*ABOUT THIS TASK*: Select, from the data, each line where "days" occurs.

*INPUT DATA*:
###

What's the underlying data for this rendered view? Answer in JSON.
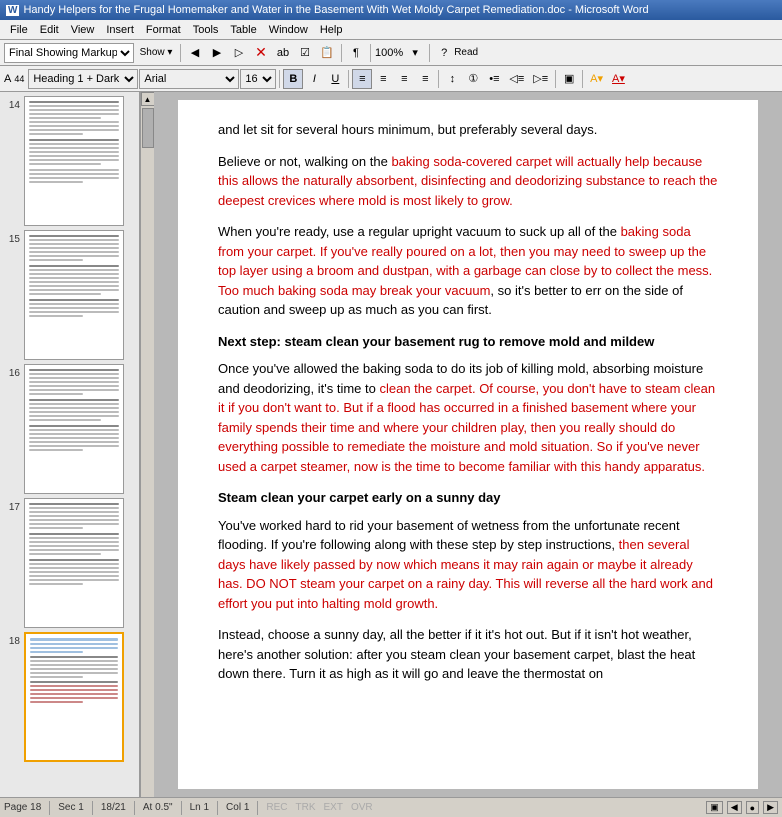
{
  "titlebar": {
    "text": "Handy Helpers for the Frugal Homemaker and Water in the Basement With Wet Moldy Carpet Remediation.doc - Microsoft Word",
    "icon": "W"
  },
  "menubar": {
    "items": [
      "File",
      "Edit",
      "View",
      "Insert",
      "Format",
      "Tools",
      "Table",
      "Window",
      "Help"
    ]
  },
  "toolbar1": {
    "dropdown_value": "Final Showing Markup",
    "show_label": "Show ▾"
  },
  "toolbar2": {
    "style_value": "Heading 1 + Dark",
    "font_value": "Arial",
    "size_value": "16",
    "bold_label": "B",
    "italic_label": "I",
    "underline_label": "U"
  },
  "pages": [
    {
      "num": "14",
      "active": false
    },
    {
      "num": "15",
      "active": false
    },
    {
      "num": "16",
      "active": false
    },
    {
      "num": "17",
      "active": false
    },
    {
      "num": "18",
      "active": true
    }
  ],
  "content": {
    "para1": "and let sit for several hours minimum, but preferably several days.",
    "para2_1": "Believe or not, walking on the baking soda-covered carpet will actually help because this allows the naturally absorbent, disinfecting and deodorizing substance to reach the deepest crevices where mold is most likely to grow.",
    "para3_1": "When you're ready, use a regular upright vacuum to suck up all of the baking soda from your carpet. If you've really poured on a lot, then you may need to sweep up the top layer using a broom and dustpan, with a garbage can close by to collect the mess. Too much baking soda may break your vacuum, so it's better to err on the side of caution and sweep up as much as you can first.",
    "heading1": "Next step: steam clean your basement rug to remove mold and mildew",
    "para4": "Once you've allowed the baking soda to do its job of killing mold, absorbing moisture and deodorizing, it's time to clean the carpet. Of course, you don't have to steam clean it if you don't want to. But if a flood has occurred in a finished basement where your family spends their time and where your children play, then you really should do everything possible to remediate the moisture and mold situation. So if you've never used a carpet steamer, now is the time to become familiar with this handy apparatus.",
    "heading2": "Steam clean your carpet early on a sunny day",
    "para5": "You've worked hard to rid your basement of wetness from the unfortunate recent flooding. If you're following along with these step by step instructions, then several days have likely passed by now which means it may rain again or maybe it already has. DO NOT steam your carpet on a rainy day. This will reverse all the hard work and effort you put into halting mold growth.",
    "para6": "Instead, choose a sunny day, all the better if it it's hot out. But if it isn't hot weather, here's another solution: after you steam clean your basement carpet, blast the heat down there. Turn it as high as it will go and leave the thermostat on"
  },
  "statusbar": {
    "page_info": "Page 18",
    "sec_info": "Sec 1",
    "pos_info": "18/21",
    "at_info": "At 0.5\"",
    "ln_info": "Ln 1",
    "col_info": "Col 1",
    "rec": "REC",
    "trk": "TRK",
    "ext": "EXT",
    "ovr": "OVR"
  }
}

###

*TASK ANSWER*:
    "para1": "and let sit for several hours minimum, but preferably several days.",
    "para5": "You've worked hard to rid your basement of wetness from the unfortunate recent flooding. If you're following along with these step by step instructions, then several days have likely passed by now which means it may rain again or maybe it already has. DO NOT steam your carpet on a rainy day. This will reverse all the hard work and effort you put into halting mold growth.",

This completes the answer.